• **What you should do**: Leave the images aside and output every entry exactly.

Element data from apps and pages

::::::

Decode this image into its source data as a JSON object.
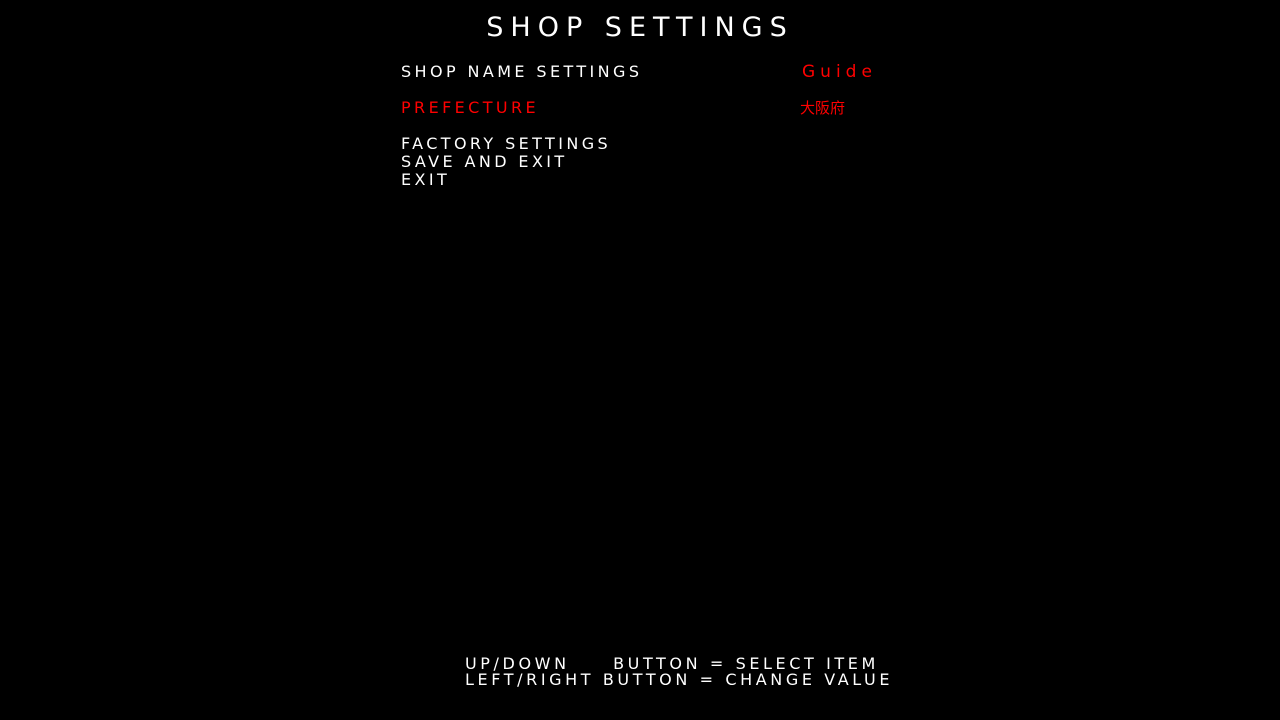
{
  "screen": {
    "title": "SHOP SETTINGS"
  },
  "menu": {
    "items": [
      {
        "label": "SHOP NAME SETTINGS",
        "value": "Guide",
        "selected": false
      },
      {
        "label": "PREFECTURE",
        "value": "大阪府",
        "selected": true
      },
      {
        "label": "FACTORY SETTINGS"
      },
      {
        "label": "SAVE AND EXIT"
      },
      {
        "label": "EXIT"
      }
    ]
  },
  "help": {
    "line1": "UP/DOWN     BUTTON = SELECT ITEM",
    "line2": "LEFT/RIGHT BUTTON = CHANGE VALUE"
  },
  "colors": {
    "background": "#000000",
    "text": "#ffffff",
    "highlight": "#ff0000"
  }
}
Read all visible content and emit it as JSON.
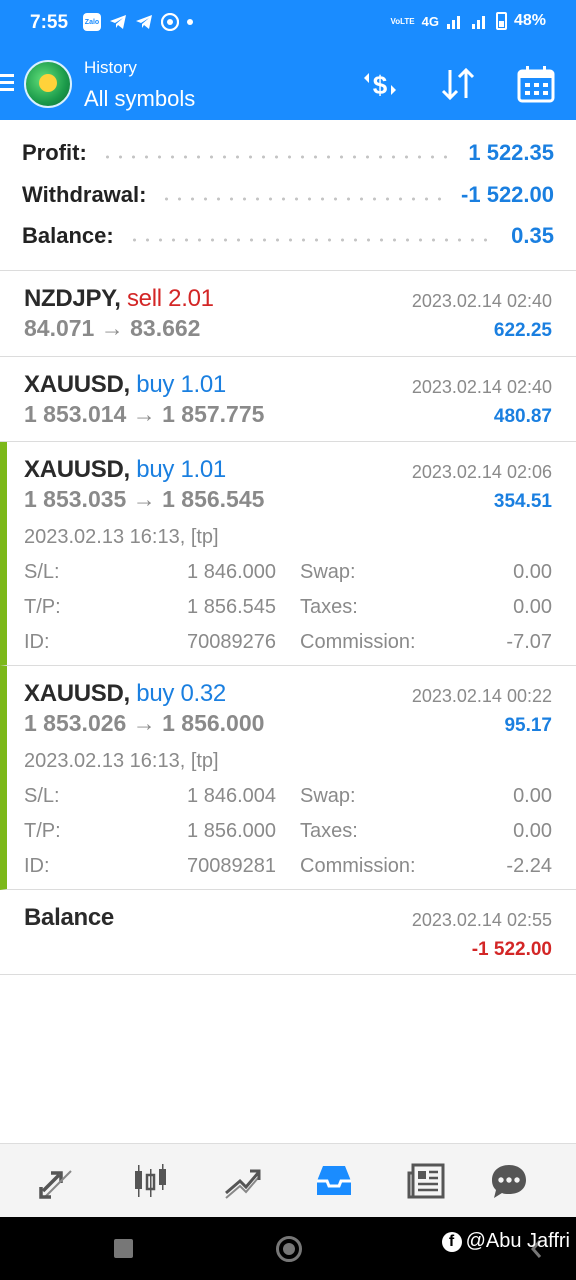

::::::

• **Answer area**:
Decode this image into its source data as a JSON object.
{
  "screen": {
    "title": "SHOP SETTINGS"
  },
  "menu": {
    "items": [
      {
        "label": "SHOP NAME SETTINGS",
        "value": "Guide",
        "selected": false
      },
      {
        "label": "PREFECTURE",
        "value": "大阪府",
        "selected": true
      },
      {
        "label": "FACTORY SETTINGS"
      },
      {
        "label": "SAVE AND EXIT"
      },
      {
        "label": "EXIT"
      }
    ]
  },
  "help": {
    "line1": "UP/DOWN     BUTTON = SELECT ITEM",
    "line2": "LEFT/RIGHT BUTTON = CHANGE VALUE"
  },
  "colors": {
    "background": "#000000",
    "text": "#ffffff",
    "highlight": "#ff0000"
  }
}
Read all visible content and emit it as JSON.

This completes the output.